Work to complete: Please find the lines in the entries below that contain the word "placeholder", and copy each one.

(Interface dataset entries)

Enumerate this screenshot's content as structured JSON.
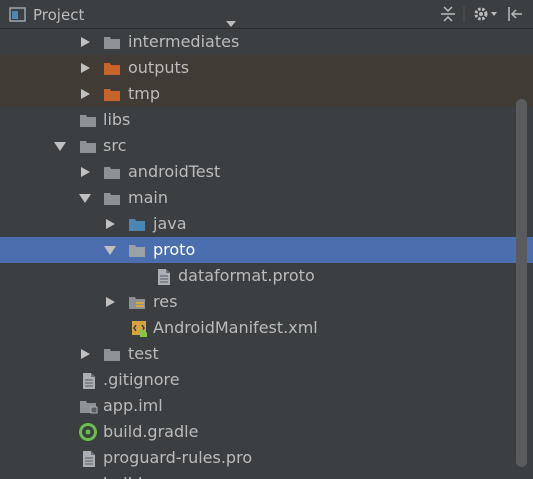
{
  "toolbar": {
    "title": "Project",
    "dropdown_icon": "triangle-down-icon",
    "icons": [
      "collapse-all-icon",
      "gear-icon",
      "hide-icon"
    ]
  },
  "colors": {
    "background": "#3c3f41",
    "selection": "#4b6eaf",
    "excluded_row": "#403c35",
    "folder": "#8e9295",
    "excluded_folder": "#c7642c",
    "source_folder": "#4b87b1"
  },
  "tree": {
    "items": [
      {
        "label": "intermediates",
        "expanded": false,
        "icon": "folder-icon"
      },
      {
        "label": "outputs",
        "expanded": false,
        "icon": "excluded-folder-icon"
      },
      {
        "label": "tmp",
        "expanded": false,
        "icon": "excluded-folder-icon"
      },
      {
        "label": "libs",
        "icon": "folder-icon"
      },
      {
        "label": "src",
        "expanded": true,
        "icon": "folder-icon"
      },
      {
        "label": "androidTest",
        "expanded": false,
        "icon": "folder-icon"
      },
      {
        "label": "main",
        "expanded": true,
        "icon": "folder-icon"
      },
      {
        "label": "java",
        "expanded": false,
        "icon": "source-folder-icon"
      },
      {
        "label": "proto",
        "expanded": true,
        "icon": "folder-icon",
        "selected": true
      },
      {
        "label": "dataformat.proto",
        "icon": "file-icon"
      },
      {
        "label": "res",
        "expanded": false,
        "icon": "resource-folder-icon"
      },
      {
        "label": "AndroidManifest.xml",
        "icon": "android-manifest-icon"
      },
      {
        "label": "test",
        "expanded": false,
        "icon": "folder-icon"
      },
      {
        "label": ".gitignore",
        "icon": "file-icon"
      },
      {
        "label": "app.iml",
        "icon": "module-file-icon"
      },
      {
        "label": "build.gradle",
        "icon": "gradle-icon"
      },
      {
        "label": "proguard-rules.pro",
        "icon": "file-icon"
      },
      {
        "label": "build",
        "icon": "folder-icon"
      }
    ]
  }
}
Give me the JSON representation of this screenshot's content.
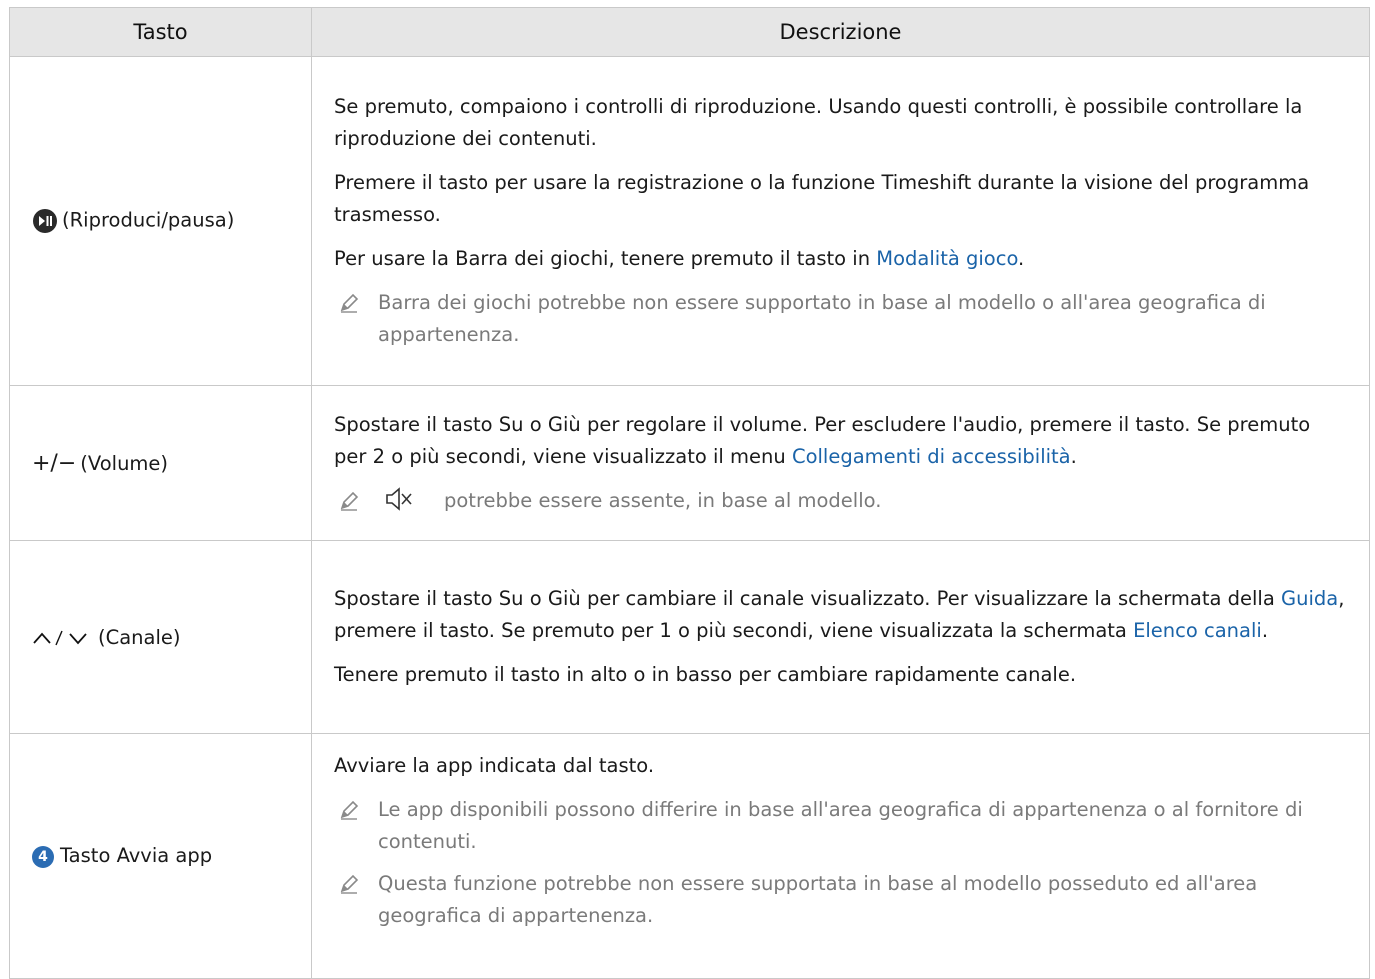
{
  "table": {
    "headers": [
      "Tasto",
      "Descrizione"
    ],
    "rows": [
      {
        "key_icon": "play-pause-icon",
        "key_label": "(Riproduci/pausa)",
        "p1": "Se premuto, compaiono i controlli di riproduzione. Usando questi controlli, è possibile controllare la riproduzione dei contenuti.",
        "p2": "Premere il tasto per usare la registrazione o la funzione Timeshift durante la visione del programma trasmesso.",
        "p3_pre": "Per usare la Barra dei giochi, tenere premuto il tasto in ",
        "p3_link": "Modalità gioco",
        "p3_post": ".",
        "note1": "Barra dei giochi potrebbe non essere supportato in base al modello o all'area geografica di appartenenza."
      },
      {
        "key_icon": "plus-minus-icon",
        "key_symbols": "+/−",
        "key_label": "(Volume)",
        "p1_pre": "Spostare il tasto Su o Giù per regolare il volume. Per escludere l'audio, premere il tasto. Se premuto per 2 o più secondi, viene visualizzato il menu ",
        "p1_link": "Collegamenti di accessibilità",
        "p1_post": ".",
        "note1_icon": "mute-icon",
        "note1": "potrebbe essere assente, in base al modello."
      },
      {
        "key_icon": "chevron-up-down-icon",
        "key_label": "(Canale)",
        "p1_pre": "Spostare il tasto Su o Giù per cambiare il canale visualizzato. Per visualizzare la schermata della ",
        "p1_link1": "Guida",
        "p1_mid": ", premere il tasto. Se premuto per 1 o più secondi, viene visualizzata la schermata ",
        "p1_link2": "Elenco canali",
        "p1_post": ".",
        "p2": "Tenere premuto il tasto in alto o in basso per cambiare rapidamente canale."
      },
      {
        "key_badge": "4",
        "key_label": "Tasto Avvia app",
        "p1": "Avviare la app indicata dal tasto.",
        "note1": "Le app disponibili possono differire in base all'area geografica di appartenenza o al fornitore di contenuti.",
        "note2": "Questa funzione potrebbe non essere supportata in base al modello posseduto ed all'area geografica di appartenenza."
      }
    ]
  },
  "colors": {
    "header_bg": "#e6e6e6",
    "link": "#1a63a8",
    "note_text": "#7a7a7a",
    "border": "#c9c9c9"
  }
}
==
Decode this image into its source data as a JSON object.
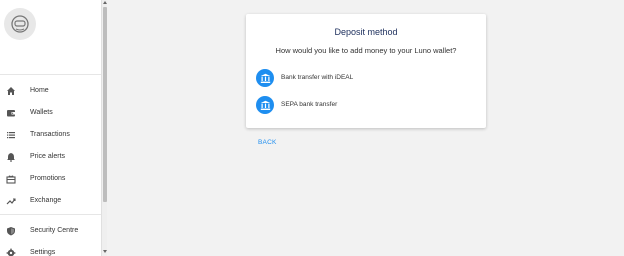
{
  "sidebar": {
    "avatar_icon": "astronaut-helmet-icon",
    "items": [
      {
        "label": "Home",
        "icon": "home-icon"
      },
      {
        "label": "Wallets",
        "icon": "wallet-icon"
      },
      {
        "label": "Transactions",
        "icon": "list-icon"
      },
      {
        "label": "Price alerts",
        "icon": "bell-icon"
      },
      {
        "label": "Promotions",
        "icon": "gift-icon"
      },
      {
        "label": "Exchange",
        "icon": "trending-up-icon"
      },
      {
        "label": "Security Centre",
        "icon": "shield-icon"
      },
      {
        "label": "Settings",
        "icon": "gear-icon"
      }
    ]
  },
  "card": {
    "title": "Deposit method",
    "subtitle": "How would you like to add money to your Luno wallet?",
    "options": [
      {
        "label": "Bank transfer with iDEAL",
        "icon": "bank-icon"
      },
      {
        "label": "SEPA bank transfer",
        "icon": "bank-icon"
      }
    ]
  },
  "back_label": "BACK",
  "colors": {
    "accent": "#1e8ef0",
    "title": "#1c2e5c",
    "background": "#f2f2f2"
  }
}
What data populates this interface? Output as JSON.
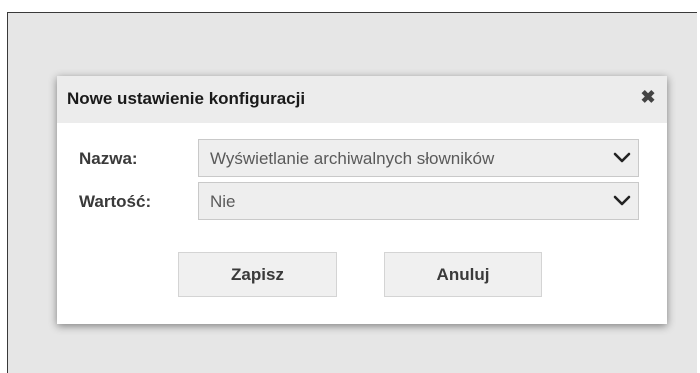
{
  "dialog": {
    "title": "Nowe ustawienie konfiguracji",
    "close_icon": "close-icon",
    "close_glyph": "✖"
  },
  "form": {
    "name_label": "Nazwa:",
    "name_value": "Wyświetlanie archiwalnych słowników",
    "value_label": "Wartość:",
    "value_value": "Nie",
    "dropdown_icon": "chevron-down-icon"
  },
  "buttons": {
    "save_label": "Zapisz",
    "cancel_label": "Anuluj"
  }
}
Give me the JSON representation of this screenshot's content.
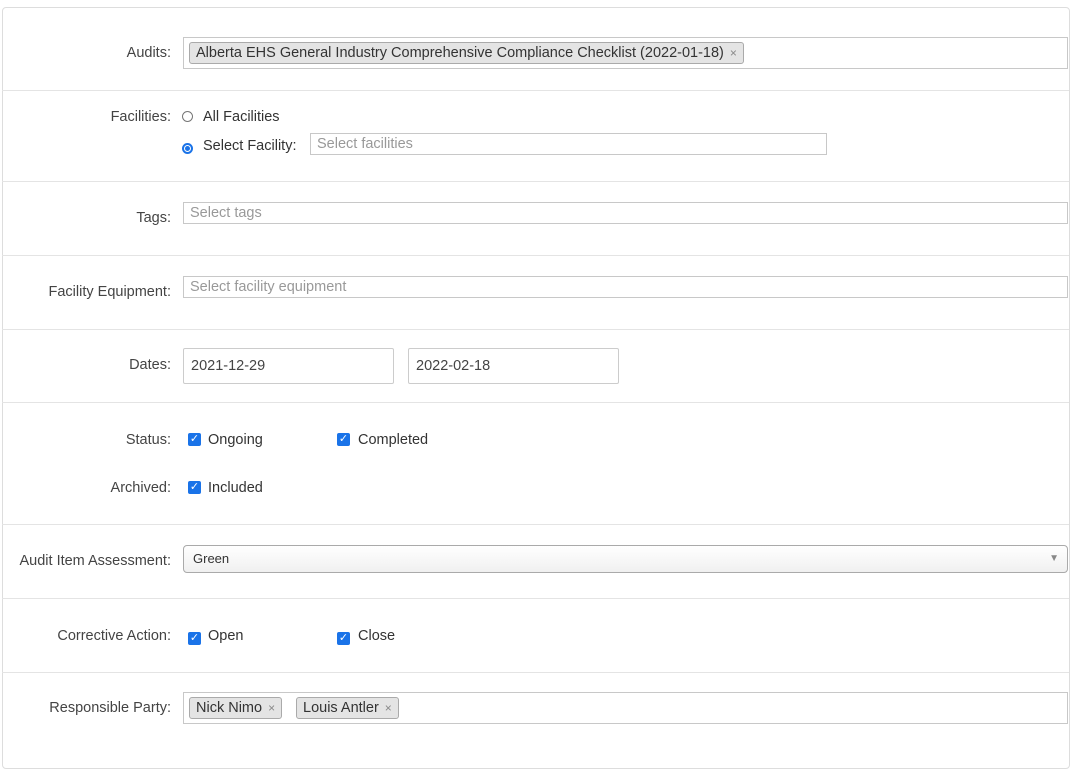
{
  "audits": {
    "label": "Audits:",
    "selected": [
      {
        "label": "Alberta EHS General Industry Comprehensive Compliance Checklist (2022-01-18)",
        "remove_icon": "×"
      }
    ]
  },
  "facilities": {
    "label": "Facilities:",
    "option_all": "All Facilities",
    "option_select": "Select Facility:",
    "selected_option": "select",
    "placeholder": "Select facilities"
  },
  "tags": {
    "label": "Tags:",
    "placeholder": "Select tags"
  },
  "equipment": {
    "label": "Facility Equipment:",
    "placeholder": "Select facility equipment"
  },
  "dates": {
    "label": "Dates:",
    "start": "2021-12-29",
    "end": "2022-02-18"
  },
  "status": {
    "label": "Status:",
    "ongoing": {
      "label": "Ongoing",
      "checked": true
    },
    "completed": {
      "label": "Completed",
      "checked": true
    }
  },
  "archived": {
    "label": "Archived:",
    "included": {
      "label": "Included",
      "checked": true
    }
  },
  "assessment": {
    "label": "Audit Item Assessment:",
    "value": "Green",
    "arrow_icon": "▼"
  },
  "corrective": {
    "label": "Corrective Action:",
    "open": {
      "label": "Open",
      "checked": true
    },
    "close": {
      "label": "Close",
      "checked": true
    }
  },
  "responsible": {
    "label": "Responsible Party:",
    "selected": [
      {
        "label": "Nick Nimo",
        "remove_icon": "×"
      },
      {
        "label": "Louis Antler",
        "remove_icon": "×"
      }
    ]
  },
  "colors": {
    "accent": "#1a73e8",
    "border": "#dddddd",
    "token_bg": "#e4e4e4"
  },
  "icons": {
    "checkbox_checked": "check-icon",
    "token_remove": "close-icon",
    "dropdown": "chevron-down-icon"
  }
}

Task result:
    "placeholder": "Select facilities"
    "placeholder": "Select tags"
    "placeholder": "Select facility equipment"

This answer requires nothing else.